Entries from a dataset of interfaces —
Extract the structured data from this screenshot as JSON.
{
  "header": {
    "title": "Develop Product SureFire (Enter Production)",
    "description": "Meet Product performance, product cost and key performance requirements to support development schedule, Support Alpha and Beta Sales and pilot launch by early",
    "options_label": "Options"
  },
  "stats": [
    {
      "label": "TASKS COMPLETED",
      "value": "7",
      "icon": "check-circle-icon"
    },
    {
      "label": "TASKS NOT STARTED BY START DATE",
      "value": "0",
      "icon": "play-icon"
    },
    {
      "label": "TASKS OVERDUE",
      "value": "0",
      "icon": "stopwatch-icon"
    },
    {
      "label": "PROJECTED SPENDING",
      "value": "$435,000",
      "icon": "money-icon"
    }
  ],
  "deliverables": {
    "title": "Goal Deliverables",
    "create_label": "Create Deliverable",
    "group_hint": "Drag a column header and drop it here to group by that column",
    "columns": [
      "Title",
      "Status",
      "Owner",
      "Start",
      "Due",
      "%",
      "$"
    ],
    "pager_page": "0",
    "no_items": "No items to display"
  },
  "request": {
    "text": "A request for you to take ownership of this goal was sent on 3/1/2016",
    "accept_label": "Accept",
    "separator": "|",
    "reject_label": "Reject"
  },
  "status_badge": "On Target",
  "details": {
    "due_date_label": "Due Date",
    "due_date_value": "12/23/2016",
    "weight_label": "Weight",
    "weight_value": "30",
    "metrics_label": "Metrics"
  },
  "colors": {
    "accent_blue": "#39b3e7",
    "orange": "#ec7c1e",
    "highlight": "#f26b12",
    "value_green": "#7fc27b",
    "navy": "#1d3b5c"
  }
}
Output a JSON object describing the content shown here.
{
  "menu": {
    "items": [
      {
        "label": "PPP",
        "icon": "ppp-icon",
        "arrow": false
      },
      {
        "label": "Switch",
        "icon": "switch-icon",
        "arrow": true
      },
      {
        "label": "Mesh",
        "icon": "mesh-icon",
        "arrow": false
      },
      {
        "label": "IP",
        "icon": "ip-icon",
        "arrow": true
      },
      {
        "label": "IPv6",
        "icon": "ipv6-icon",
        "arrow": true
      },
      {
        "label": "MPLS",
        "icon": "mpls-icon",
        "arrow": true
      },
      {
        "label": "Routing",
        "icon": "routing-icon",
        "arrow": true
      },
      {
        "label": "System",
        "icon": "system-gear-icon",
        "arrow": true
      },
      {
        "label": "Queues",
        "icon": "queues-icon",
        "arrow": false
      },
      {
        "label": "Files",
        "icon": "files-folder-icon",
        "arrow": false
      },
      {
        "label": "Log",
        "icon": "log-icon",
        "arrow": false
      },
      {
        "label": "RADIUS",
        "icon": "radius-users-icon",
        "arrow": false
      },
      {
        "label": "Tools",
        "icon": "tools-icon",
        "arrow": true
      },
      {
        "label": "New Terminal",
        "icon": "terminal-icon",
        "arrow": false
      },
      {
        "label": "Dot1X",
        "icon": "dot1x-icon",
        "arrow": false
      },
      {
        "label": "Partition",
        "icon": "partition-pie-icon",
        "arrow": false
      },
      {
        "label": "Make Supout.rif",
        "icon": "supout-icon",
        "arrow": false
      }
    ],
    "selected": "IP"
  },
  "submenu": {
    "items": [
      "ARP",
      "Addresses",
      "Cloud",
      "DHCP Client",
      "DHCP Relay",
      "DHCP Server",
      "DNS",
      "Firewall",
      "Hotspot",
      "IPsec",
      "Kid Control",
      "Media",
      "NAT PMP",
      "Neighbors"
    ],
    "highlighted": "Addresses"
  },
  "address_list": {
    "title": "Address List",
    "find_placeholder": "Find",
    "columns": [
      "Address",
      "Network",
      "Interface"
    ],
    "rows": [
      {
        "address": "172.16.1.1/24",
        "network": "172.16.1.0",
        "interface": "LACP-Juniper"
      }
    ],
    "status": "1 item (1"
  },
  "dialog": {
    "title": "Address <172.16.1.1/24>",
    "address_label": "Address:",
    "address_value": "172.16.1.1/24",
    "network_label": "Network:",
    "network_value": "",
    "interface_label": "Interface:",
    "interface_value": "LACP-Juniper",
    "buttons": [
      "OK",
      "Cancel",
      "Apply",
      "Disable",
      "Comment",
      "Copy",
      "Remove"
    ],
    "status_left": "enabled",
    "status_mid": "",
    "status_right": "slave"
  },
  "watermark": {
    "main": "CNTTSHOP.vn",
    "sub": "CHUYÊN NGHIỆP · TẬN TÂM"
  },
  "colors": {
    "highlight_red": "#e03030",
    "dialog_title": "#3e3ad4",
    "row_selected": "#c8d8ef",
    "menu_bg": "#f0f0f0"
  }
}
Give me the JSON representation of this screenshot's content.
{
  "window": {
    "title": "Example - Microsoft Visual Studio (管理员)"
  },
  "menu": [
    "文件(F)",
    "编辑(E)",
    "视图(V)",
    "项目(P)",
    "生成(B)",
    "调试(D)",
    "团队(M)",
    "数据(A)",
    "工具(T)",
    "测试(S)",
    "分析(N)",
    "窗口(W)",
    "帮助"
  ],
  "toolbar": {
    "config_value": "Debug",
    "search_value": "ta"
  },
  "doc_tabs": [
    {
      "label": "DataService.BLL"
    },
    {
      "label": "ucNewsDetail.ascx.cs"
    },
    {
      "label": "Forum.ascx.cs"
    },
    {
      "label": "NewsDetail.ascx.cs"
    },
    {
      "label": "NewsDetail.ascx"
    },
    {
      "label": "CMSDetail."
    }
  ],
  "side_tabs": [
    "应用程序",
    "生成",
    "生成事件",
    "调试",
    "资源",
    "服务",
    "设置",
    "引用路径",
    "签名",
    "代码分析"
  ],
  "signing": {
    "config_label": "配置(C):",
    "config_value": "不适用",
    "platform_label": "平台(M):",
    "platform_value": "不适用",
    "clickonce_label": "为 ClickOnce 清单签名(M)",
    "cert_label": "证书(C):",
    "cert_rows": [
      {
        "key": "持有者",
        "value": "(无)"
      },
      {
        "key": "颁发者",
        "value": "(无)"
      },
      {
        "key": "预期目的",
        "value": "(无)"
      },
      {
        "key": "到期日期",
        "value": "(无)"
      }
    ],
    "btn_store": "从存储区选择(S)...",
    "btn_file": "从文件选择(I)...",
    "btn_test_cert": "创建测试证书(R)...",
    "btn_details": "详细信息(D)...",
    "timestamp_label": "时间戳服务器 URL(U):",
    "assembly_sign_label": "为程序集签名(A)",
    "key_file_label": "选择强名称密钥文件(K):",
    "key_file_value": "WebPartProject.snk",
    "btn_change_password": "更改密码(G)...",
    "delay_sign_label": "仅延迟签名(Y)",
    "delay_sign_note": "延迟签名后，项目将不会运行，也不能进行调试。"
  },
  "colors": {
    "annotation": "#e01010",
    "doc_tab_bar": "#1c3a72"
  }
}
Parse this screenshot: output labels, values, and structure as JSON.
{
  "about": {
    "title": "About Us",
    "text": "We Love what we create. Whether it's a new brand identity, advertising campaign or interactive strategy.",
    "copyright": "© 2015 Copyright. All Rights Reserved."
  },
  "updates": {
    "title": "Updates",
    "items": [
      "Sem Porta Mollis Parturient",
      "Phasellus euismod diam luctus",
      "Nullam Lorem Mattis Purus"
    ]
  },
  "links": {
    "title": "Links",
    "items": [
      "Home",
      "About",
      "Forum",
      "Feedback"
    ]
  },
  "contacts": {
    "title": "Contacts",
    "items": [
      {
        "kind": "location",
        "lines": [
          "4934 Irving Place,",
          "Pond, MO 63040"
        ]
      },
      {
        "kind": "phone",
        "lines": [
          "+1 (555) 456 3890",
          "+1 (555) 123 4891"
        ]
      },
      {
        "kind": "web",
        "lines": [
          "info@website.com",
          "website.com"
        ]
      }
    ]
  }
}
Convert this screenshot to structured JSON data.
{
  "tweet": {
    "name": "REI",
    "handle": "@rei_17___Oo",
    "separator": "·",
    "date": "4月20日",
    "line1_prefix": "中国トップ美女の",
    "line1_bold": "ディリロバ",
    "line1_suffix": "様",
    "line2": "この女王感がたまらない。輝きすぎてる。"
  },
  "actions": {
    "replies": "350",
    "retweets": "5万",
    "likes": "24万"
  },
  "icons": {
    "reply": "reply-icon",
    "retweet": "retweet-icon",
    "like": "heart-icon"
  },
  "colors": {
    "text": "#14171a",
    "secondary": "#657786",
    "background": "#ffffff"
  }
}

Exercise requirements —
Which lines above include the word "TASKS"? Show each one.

Exercise solution —
      "label": "TASKS COMPLETED",
      "label": "TASKS NOT STARTED BY START DATE",
      "label": "TASKS OVERDUE",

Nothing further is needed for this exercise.